==== Exercise data ====

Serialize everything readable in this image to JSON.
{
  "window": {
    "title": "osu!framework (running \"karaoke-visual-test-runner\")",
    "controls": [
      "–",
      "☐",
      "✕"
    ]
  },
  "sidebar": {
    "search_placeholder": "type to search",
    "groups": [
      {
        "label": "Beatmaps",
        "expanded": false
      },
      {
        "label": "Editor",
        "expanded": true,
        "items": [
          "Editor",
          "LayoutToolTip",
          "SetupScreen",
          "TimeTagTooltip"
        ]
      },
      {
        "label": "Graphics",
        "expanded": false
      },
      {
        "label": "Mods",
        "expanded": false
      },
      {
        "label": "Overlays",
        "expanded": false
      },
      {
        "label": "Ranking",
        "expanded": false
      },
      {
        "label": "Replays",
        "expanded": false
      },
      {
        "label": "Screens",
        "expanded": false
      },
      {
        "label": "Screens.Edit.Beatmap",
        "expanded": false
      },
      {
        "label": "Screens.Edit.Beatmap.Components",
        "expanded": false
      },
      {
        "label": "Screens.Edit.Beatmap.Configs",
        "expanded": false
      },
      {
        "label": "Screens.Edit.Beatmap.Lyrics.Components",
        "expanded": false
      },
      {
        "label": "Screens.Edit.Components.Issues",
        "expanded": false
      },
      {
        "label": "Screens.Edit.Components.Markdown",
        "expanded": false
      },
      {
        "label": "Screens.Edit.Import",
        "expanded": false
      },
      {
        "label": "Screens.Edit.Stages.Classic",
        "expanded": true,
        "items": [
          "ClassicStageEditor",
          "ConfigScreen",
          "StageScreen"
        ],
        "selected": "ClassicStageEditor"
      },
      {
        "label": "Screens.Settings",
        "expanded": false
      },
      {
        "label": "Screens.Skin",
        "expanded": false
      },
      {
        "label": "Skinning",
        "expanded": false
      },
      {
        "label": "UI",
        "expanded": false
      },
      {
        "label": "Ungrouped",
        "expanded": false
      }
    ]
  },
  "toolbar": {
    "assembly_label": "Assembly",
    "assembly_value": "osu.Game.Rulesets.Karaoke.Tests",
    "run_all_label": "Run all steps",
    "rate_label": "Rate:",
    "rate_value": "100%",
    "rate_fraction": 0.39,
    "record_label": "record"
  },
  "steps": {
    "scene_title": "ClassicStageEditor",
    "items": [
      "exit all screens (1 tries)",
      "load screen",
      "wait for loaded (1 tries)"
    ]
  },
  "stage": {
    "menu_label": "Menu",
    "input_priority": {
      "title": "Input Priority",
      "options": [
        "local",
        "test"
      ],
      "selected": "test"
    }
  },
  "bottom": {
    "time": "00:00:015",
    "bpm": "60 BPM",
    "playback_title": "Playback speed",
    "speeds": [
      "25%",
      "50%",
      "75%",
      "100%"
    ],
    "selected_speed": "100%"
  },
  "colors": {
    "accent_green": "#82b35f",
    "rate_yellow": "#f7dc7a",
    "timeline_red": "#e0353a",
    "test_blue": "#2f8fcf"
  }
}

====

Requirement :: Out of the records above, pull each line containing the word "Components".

Result of the exercise ::
        "label": "Screens.Edit.Beatmap.Components",
        "label": "Screens.Edit.Beatmap.Lyrics.Components",
        "label": "Screens.Edit.Components.Issues",
        "label": "Screens.Edit.Components.Markdown",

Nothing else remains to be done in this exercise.